|Rolling Stone, via dead.net|
The show itself wasn’t a usual Dead show: Light Into Ashes has done the best job of filling in the full picture, so go read up. You would think that a quasi-Acid Test with one of their longest known stretches of uninterrupted jamming in the middle of prime early 1969, a week before the shows that begat Live/Dead, would attract a bit more attention, but apparently not. I don’t have much to say about it by way of “review,” other than that it’s really good and pretty unique. The tape is an hour and 50 minutes of what was apparently a four-hour show, and begins seemingly well into the middle of things. Although the starting Lovelight>NFA>Lovelight is fine and has plenty going on within its 35 minutes, I think I’ve listened closely to it exactly once, which was enough. Then there’s a break where Don McCoy of the Olompali commune takes the stage to do his thing and lead the crowd in a group chant, which devolves (or evolves, depending on your state of mind) into a bit of a mess — understandably, this is a skipper for most folks, but to me this portion drips with psychedelic goo that goes beyond period ambience and makes my teeth hum with a certain familiar… well, enough said about that. You can hear Bill Graham marshaling the chaos as the band returns to the stage and slowly gets themselves together, deciding what they’re going to do as they start doing it.
It’s not entirely clear at first who’s up there at first: Bob is initially driving things, and another guitarist who’s thought to be Gary Duncan is playing; Garcia doesn’t appear until 4:50 in (his entrance is pretty distinctive). The first segment of this jam is a slow burning, smokey, laid back E-minor blues groove. After a few minutes, Lesh starts the Main Ten riff and they drift back and forth between the two themes for a few minutes, then set off into a series of episodic jams for the next 20 minutes, much like many a 69-70 Dark Star, although there’s nothing explicitly Dark Starry about this, beyond the spirit. I have no desire to map this out: it’s mostly two-chord vamps and various rhythmic ideas, all explored for a while and organically developed into something else. Gary Duncan appears to take off at some point, maybe an extra percussionist joins in, and finally they land in the Other One (all instrumental) which gets a loose and pretty heavy, dark jam, before they wind down and stop cold. The whole jam is nearly 50 minutes total and while it’s not as intense or hot as a lot of other Feb 1969 jams, oh man, it’s got the sound: I'm talking about If I Could Only Remember My Name, the Crosby Dec 1970 Matrix tape, Garcia/Saunders 5/20/71, the 1971 Mickey’s barn jam, that kind of vibe.

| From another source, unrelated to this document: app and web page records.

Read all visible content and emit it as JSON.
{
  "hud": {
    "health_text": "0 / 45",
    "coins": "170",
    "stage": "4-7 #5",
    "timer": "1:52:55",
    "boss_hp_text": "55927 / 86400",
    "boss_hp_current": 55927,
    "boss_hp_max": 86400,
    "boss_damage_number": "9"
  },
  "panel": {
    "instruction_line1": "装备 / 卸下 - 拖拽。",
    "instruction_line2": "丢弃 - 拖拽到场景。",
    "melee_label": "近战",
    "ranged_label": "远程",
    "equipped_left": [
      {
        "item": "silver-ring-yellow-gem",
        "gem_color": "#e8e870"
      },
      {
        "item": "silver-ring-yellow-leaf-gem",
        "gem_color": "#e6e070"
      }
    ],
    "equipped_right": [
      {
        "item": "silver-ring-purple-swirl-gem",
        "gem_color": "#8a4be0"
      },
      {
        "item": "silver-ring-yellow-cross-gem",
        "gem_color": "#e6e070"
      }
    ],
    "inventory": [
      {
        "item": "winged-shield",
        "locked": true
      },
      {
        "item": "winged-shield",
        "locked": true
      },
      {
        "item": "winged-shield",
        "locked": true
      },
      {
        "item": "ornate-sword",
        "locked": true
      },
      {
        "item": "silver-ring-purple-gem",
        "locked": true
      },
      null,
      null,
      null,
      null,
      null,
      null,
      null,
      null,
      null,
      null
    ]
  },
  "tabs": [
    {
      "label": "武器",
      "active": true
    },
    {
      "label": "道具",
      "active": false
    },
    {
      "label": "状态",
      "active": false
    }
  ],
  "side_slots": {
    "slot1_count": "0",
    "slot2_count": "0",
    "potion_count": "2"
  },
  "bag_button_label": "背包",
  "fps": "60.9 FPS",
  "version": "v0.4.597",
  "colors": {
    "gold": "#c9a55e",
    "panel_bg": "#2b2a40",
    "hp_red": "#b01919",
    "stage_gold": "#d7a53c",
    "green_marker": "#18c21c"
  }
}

While this isn’t going to burn new neural pathways like, say, 2/28/69, I do think it’s a way overlooked and underrated performance. Well worth a listen. And how many nearly 50 minute uninterrupted purely instrumental jams did they play? Hell, just for that reason alone, you’d think folks would be flocking to this one. Give it another spin!
Also, I can’t let it pass that, evidently, Garcia was playing some bluegrass at the Matrix earlier on 2/19. It's not confirmed, but that seems to be the consensus.